(Component data from apps and pages)
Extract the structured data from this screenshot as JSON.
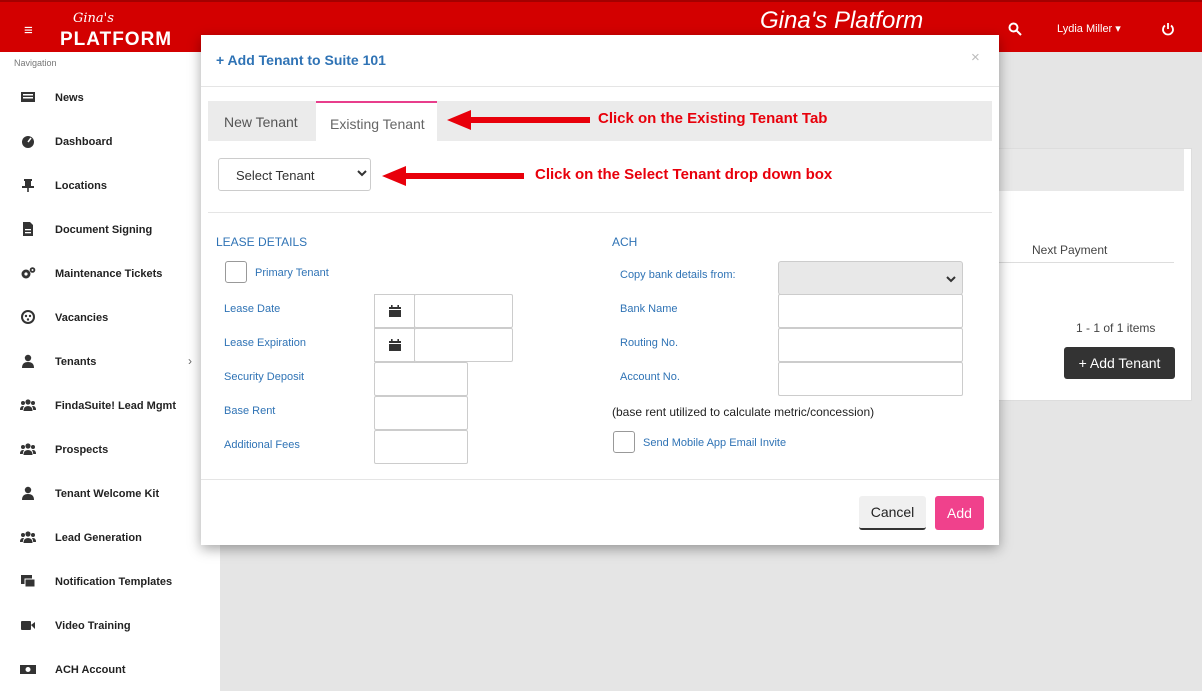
{
  "header": {
    "menu_glyph": "≡",
    "logo_script": "Gina's",
    "logo_main": "PLATFORM",
    "platform_title": "Gina's Platform",
    "user_name": "Lydia Miller ▾",
    "icons": [
      "search-icon",
      "power-icon",
      "hamburger-icon"
    ]
  },
  "sidebar": {
    "label": "Navigation",
    "items": [
      {
        "label": "News",
        "icon": "newspaper-icon"
      },
      {
        "label": "Dashboard",
        "icon": "gauge-icon"
      },
      {
        "label": "Locations",
        "icon": "pin-icon"
      },
      {
        "label": "Document Signing",
        "icon": "document-icon"
      },
      {
        "label": "Maintenance Tickets",
        "icon": "gears-icon"
      },
      {
        "label": "Vacancies",
        "icon": "vacancy-icon"
      },
      {
        "label": "Tenants",
        "icon": "user-icon",
        "chevron": "›"
      },
      {
        "label": "FindaSuite! Lead Mgmt",
        "icon": "users-icon"
      },
      {
        "label": "Prospects",
        "icon": "users-icon"
      },
      {
        "label": "Tenant Welcome Kit",
        "icon": "user-icon"
      },
      {
        "label": "Lead Generation",
        "icon": "users-icon"
      },
      {
        "label": "Notification Templates",
        "icon": "templates-icon"
      },
      {
        "label": "Video Training",
        "icon": "video-icon"
      },
      {
        "label": "ACH Account",
        "icon": "money-icon"
      }
    ]
  },
  "background_card": {
    "column_header": "Next Payment",
    "items_count": "1 - 1 of 1 items",
    "add_button": "+ Add Tenant"
  },
  "modal": {
    "title": "+ Add Tenant to Suite 101",
    "close_glyph": "×",
    "tabs": [
      {
        "label": "New Tenant",
        "active": false
      },
      {
        "label": "Existing Tenant",
        "active": true
      }
    ],
    "select_tenant": {
      "value": "Select Tenant"
    },
    "lease": {
      "heading": "LEASE DETAILS",
      "primary_tenant": "Primary Tenant",
      "lease_date": "Lease Date",
      "lease_expiration": "Lease Expiration",
      "security_deposit": "Security Deposit",
      "base_rent": "Base Rent",
      "additional_fees": "Additional Fees"
    },
    "ach": {
      "heading": "ACH",
      "copy_bank": "Copy bank details from:",
      "bank_name": "Bank Name",
      "routing_no": "Routing No.",
      "account_no": "Account No.",
      "note": "(base rent utilized to calculate metric/concession)",
      "send_invite": "Send Mobile App Email Invite"
    },
    "buttons": {
      "cancel": "Cancel",
      "add": "Add"
    }
  },
  "annotations": {
    "tab_hint": "Click on the Existing Tenant Tab",
    "select_hint": "Click on the Select Tenant drop down box"
  },
  "colors": {
    "brand_red": "#d30000",
    "link_blue": "#2f73b5",
    "add_pink": "#f0418c",
    "annotation_red": "#e8000b"
  }
}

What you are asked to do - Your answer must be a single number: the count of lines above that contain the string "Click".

Result of the task - 2